◆ **WORK ORDER**:
Please return the full listing exactly as written, with the images removed.

Content starts

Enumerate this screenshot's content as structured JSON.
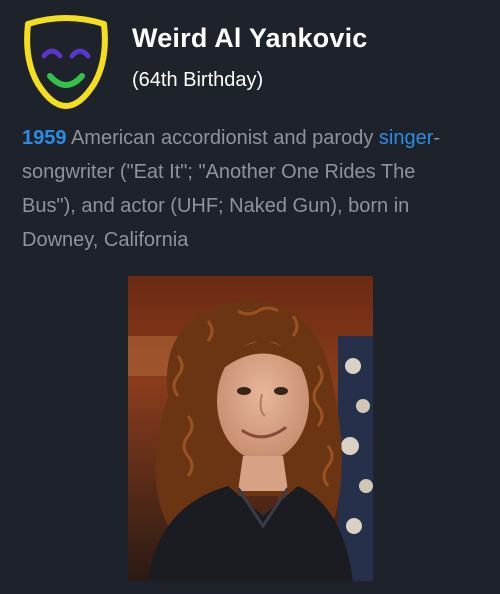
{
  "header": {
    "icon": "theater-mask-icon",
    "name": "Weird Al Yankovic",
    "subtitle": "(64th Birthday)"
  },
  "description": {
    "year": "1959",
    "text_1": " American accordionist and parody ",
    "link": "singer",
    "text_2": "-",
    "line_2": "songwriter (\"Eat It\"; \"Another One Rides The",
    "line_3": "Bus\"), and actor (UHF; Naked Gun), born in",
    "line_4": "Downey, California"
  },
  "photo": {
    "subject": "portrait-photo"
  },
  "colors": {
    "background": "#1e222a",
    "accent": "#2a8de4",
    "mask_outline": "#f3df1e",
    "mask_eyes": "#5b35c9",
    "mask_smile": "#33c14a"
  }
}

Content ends

◆ **FINISHED TASK**:
Enumerate this screenshot's content as structured JSON.
{
  "header": {
    "icon": "theater-mask-icon",
    "name": "Weird Al Yankovic",
    "subtitle": "(64th Birthday)"
  },
  "description": {
    "year": "1959",
    "text_1": " American accordionist and parody ",
    "link": "singer",
    "text_2": "-",
    "line_2": "songwriter (\"Eat It\"; \"Another One Rides The",
    "line_3": "Bus\"), and actor (UHF; Naked Gun), born in",
    "line_4": "Downey, California"
  },
  "photo": {
    "subject": "portrait-photo"
  },
  "colors": {
    "background": "#1e222a",
    "accent": "#2a8de4",
    "mask_outline": "#f3df1e",
    "mask_eyes": "#5b35c9",
    "mask_smile": "#33c14a"
  }
}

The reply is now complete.